# [RECORDS TO PROCESS]
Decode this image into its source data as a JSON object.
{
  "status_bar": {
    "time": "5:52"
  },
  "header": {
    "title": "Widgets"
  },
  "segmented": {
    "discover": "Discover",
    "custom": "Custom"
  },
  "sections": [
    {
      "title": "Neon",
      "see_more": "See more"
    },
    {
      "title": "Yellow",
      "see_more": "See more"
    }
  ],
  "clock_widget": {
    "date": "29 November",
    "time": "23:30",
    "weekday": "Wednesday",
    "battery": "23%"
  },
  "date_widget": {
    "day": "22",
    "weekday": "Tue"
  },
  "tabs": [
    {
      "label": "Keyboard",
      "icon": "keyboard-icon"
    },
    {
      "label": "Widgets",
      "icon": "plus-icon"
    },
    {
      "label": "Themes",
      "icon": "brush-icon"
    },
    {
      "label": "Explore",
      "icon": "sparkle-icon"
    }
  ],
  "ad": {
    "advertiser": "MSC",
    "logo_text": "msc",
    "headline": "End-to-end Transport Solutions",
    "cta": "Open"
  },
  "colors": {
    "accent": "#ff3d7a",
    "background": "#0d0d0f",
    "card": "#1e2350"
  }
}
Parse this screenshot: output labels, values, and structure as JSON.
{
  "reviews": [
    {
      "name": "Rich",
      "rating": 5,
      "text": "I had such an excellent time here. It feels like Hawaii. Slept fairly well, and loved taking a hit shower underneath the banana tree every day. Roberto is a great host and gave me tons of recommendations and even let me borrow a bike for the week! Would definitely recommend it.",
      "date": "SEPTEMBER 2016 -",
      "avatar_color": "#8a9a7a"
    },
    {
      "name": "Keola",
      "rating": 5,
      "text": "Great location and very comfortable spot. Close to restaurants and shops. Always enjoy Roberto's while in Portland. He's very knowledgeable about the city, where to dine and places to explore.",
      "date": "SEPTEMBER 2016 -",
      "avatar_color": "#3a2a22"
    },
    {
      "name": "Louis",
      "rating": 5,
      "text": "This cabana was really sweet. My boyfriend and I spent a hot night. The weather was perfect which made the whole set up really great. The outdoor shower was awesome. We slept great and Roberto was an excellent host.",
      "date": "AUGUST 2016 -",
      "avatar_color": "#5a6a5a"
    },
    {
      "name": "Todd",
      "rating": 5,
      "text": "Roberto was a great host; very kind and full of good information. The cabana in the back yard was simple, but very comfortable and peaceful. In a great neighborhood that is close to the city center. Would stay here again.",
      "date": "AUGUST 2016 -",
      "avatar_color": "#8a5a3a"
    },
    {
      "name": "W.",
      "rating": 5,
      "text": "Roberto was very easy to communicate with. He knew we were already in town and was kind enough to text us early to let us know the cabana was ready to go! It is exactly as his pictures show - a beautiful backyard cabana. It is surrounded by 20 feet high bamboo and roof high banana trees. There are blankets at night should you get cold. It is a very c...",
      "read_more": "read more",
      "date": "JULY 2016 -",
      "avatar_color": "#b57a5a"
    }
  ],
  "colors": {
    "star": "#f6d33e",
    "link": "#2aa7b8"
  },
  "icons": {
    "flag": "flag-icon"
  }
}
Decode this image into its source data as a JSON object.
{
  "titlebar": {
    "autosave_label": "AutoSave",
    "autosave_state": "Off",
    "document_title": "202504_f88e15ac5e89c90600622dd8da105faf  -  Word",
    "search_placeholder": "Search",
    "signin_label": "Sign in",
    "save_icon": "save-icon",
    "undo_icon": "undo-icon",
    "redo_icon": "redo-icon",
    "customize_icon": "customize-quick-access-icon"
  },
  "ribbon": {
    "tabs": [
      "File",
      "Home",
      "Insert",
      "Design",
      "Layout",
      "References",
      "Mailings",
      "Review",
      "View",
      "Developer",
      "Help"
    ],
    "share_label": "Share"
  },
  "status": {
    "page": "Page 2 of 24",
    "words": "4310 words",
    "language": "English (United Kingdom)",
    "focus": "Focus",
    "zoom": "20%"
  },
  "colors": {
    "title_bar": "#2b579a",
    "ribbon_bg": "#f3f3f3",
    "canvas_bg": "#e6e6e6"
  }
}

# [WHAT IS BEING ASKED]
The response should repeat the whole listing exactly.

# [WRITTEN SOLUTION]
Decode this image into its source data as a JSON object.
{
  "status_bar": {
    "time": "5:52"
  },
  "header": {
    "title": "Widgets"
  },
  "segmented": {
    "discover": "Discover",
    "custom": "Custom"
  },
  "sections": [
    {
      "title": "Neon",
      "see_more": "See more"
    },
    {
      "title": "Yellow",
      "see_more": "See more"
    }
  ],
  "clock_widget": {
    "date": "29 November",
    "time": "23:30",
    "weekday": "Wednesday",
    "battery": "23%"
  },
  "date_widget": {
    "day": "22",
    "weekday": "Tue"
  },
  "tabs": [
    {
      "label": "Keyboard",
      "icon": "keyboard-icon"
    },
    {
      "label": "Widgets",
      "icon": "plus-icon"
    },
    {
      "label": "Themes",
      "icon": "brush-icon"
    },
    {
      "label": "Explore",
      "icon": "sparkle-icon"
    }
  ],
  "ad": {
    "advertiser": "MSC",
    "logo_text": "msc",
    "headline": "End-to-end Transport Solutions",
    "cta": "Open"
  },
  "colors": {
    "accent": "#ff3d7a",
    "background": "#0d0d0f",
    "card": "#1e2350"
  }
}
Parse this screenshot: output labels, values, and structure as JSON.
{
  "reviews": [
    {
      "name": "Rich",
      "rating": 5,
      "text": "I had such an excellent time here. It feels like Hawaii. Slept fairly well, and loved taking a hit shower underneath the banana tree every day. Roberto is a great host and gave me tons of recommendations and even let me borrow a bike for the week! Would definitely recommend it.",
      "date": "SEPTEMBER 2016 -",
      "avatar_color": "#8a9a7a"
    },
    {
      "name": "Keola",
      "rating": 5,
      "text": "Great location and very comfortable spot. Close to restaurants and shops. Always enjoy Roberto's while in Portland. He's very knowledgeable about the city, where to dine and places to explore.",
      "date": "SEPTEMBER 2016 -",
      "avatar_color": "#3a2a22"
    },
    {
      "name": "Louis",
      "rating": 5,
      "text": "This cabana was really sweet. My boyfriend and I spent a hot night. The weather was perfect which made the whole set up really great. The outdoor shower was awesome. We slept great and Roberto was an excellent host.",
      "date": "AUGUST 2016 -",
      "avatar_color": "#5a6a5a"
    },
    {
      "name": "Todd",
      "rating": 5,
      "text": "Roberto was a great host; very kind and full of good information. The cabana in the back yard was simple, but very comfortable and peaceful. In a great neighborhood that is close to the city center. Would stay here again.",
      "date": "AUGUST 2016 -",
      "avatar_color": "#8a5a3a"
    },
    {
      "name": "W.",
      "rating": 5,
      "text": "Roberto was very easy to communicate with. He knew we were already in town and was kind enough to text us early to let us know the cabana was ready to go! It is exactly as his pictures show - a beautiful backyard cabana. It is surrounded by 20 feet high bamboo and roof high banana trees. There are blankets at night should you get cold. It is a very c...",
      "read_more": "read more",
      "date": "JULY 2016 -",
      "avatar_color": "#b57a5a"
    }
  ],
  "colors": {
    "star": "#f6d33e",
    "link": "#2aa7b8"
  },
  "icons": {
    "flag": "flag-icon"
  }
}
Decode this image into its source data as a JSON object.
{
  "titlebar": {
    "autosave_label": "AutoSave",
    "autosave_state": "Off",
    "document_title": "202504_f88e15ac5e89c90600622dd8da105faf  -  Word",
    "search_placeholder": "Search",
    "signin_label": "Sign in",
    "save_icon": "save-icon",
    "undo_icon": "undo-icon",
    "redo_icon": "redo-icon",
    "customize_icon": "customize-quick-access-icon"
  },
  "ribbon": {
    "tabs": [
      "File",
      "Home",
      "Insert",
      "Design",
      "Layout",
      "References",
      "Mailings",
      "Review",
      "View",
      "Developer",
      "Help"
    ],
    "share_label": "Share"
  },
  "status": {
    "page": "Page 2 of 24",
    "words": "4310 words",
    "language": "English (United Kingdom)",
    "focus": "Focus",
    "zoom": "20%"
  },
  "colors": {
    "title_bar": "#2b579a",
    "ribbon_bg": "#f3f3f3",
    "canvas_bg": "#e6e6e6"
  }
}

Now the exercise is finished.